Economists still expect third-quarter growth to come in at around a 3 percent annual rate, a view buttressed by the pickup in industrial output.

The Fed pinned part of the gain on unusual weather that boosted air-conditioning use but there was also a broad-based increase in factory output, which grew a solid 0.5 percent.

A third report from the Feds Philadelphia branch showed slowing growth in factory activity in the mid-Atlantic region.

(Reporting by Jason Lange and Tim Ahmann; Editing by Paul Simao and James Dalgleish)

You may have heard of the collaborative or sharing economy- the concept is quite simple. Consumers are able to get what they need from each other instead of always going to large organizations. This includes good such as baby toys and wedding dresses to services such as web design work or ride sharing.

It's true, that the terms "sharing" or "collaborative economy" are being quite overused to encompass pretty much any and every single thing you think of, and that causes a lot of confusion. For example many of the things that fall under the sharing economy are what we used to simply call "renting," now it seems as though any business that is aiming to target a consumer of any kind somehow gets labeled as being a part of the "sharing economy." However overtime this will be ironed out and clarified as the market matures.

Jeremiah Owyang, who is my guest on this episode of The Future of Work Podcast put together a very helpful visual which helps paint a picture of what we are seeing.

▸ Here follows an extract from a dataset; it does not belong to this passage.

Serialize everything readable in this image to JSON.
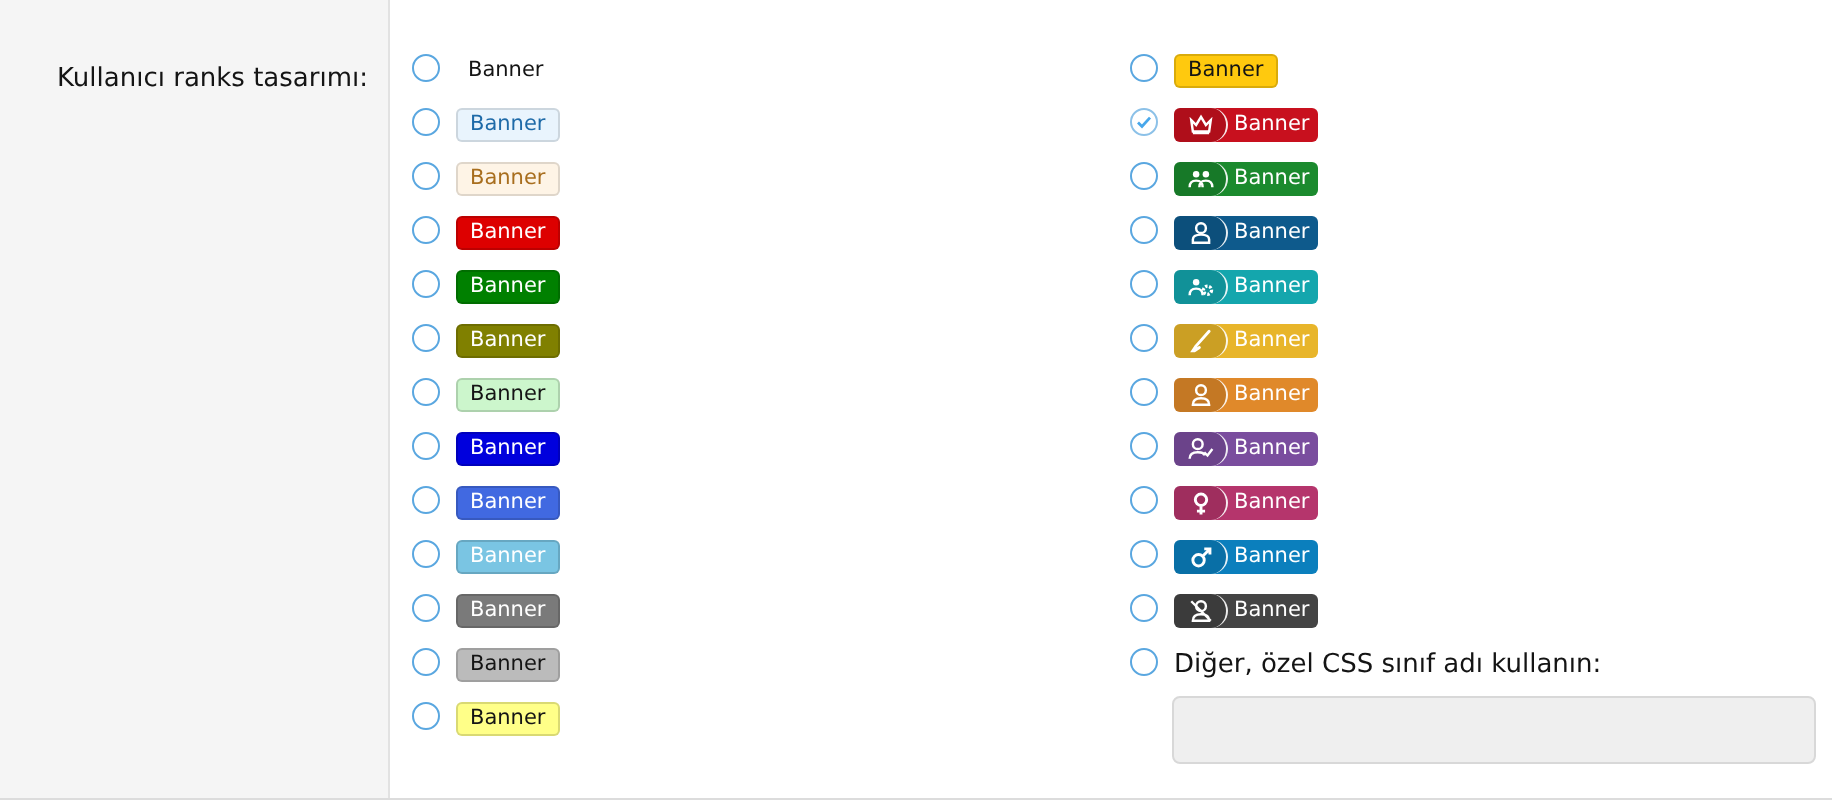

I think Wikipedia has a pretty good explanation of what the sharing economy is:

The sharing economy (sometimes also referred to as the peer-to-peer economy, mesh, collaborative economy, collaborative consumption) is a socio-economic system built around the sharing of human and physical resources. It includes the shared creation, production, distribution, trade and consumption of goods and services by different people and organisations. These systems take a variety of forms, often leveraging information technology to empower individuals, corporations, non-profits and government with information that enables distribution, sharing and reuse of excess capacity in goods and services. A common premise is that when information about goods is shared, the value of those goods may increase, for the business, for individuals, and for the community.

Consider the following numbers from Forbes:

"The revenue flowing through the share economy directly into people's wallets will surpass $3.5 billion this year, with growth exceeding 25%. At that rate, peer-to-peer sharing is moving from an income boost in a stagnant wage market into a disruptive economic force." - Forbes Jan. 2013

To help shed some light on what the sharing or collaborative economy is all about and how it's impacting both businesses and consumers, we turn to my guest for this week, Jeremiah Owyang.

Jeremiah is the founder of Crowd Companies.

What you will learn in this episode

  • Definition of the collaborative economy.
  • Importance of the collaborative economy and why it is such a big thing now.
  • What's going to happen when robots come into play in a collaborative economy
  • Is a collaborative economy a short term fad that's eventually going to be replaced? Or is this going to be a long term sustainable thing that's going to be impacting the world?
  • Examples of the collaborative economy.
  • How different generations are taking advantage of the collaborative economy.
  • What are the driving forces for the collaborative economy?
  • The first companies or leading organizations that started the collaborative economy movement.
  • Is renting the same as the collaborative economy? What's the distinction between the two?
  • What's the impact of the collaborative economy on the government - impacts on safety, security, liability, regulation, and taxation.
  • What are the negative effects or problems that may arise as a result of the collaborative economy?
  • What is the future of the collaborative economy?

Jacob Morgan is a work futurist, best-selling author, and keynote speaker, learn more by visitingThe Future